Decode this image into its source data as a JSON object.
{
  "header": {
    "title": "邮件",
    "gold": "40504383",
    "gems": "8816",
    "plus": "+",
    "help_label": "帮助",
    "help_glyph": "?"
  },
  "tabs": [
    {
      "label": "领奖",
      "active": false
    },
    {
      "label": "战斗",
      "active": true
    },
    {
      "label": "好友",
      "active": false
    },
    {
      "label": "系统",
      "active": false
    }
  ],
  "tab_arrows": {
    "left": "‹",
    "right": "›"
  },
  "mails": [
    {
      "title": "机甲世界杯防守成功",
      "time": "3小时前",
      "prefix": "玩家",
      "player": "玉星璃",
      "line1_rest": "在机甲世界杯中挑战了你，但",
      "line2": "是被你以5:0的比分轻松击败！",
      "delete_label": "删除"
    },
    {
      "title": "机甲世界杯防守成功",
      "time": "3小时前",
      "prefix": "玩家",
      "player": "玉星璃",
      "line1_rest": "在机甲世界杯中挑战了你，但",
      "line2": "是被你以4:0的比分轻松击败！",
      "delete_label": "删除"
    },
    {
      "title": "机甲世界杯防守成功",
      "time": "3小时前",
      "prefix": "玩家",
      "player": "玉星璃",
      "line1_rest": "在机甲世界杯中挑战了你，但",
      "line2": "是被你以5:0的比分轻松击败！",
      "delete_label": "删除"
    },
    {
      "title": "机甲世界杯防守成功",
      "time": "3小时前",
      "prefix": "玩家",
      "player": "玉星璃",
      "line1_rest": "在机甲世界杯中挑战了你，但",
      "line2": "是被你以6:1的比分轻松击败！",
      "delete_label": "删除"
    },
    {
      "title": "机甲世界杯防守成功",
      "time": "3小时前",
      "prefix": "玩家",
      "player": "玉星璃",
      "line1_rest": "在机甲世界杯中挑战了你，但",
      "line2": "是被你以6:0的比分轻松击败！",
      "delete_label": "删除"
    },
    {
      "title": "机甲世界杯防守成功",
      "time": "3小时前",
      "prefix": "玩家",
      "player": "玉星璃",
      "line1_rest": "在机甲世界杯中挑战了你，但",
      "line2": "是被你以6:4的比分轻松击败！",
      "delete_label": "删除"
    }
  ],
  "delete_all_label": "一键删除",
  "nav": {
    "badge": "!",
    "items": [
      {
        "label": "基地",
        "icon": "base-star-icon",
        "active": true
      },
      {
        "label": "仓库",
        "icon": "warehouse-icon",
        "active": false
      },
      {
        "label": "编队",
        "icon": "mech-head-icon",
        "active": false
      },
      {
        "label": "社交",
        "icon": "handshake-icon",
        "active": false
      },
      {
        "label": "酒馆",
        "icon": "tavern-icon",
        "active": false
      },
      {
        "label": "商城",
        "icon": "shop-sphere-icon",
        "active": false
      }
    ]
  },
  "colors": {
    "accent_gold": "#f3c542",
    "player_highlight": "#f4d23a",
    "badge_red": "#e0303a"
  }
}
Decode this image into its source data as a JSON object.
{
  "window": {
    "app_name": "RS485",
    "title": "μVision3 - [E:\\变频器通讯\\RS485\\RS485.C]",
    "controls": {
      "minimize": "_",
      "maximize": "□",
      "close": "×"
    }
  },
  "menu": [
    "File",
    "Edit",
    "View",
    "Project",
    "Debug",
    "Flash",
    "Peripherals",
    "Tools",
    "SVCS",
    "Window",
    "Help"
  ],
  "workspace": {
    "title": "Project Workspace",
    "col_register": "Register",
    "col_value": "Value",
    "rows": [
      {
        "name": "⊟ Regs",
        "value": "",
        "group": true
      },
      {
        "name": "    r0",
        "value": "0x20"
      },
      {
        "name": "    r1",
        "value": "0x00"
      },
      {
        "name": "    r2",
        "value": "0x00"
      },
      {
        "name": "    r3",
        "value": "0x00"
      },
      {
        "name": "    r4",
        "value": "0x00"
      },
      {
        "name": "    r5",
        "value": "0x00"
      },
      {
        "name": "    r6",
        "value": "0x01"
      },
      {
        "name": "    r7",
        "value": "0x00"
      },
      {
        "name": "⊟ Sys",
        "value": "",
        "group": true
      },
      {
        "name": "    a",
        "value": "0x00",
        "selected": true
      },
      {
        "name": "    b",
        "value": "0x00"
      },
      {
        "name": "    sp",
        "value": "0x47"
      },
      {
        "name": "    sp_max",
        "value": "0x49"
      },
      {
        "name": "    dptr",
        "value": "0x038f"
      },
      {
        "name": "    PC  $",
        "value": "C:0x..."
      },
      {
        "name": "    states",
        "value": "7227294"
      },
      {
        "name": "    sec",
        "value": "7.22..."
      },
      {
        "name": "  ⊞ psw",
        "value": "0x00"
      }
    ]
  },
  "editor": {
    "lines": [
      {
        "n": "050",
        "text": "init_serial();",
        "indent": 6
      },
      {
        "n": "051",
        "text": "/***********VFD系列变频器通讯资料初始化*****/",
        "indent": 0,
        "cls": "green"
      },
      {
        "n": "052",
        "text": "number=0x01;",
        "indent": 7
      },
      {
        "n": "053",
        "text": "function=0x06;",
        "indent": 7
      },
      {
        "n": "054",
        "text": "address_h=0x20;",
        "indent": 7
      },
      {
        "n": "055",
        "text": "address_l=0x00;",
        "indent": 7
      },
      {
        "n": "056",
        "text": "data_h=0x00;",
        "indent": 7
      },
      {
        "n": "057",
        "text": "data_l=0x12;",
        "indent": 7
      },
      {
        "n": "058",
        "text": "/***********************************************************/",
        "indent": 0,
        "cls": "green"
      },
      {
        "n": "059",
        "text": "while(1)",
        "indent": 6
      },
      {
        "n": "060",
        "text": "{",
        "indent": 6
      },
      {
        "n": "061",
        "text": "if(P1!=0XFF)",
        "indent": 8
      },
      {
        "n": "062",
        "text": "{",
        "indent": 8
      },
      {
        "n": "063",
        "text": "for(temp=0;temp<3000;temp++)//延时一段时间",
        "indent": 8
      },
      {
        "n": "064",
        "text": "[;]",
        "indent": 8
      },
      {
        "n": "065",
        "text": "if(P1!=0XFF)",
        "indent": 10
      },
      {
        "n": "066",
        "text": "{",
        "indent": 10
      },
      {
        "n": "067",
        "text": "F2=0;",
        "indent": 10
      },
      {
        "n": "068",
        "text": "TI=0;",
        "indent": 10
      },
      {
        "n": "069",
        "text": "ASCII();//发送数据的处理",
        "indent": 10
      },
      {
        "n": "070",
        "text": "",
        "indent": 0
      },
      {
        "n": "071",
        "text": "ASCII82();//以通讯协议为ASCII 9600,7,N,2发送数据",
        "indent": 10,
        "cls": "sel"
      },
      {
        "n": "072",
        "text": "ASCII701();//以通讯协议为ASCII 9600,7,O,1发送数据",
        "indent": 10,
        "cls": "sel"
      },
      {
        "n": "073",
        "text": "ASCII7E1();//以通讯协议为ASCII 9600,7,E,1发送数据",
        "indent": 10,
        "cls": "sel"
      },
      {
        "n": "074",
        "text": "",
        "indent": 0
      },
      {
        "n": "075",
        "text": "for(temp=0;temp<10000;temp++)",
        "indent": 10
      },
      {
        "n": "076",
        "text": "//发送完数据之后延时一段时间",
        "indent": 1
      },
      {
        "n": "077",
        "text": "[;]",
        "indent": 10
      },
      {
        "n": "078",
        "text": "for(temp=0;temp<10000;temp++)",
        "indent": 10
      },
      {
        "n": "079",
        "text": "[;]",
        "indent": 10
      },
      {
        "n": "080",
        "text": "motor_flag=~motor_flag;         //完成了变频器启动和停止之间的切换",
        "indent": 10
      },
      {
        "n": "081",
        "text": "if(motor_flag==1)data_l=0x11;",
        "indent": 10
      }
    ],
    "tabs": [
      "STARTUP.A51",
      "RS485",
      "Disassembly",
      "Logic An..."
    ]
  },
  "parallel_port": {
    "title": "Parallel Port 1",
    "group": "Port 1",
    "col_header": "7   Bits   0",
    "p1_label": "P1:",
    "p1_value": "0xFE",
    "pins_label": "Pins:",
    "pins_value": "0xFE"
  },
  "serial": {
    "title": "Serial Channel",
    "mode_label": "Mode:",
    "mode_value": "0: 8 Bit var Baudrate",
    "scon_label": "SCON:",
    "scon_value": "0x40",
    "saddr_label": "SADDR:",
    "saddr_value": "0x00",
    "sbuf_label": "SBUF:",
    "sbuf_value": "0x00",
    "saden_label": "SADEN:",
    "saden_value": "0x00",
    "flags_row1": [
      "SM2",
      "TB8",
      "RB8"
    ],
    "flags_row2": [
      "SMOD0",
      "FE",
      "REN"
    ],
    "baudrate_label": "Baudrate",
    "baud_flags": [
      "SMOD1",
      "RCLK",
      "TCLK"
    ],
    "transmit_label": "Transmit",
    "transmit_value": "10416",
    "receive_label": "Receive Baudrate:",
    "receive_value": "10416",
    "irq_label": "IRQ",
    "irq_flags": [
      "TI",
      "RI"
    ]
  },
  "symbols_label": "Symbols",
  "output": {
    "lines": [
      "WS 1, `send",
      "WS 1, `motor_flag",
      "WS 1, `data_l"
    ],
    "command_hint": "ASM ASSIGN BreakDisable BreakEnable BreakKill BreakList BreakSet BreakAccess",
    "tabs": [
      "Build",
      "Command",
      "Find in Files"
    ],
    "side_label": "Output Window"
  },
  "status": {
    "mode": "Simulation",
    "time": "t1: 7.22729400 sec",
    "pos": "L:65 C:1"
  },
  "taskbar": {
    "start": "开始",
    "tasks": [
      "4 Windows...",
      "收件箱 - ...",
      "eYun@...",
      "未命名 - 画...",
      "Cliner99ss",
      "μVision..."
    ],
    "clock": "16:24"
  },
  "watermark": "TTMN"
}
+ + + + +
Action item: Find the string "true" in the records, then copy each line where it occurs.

Exercise result:
      "active": true
        "active": true
        "group": true
        "group": true
        "selected": true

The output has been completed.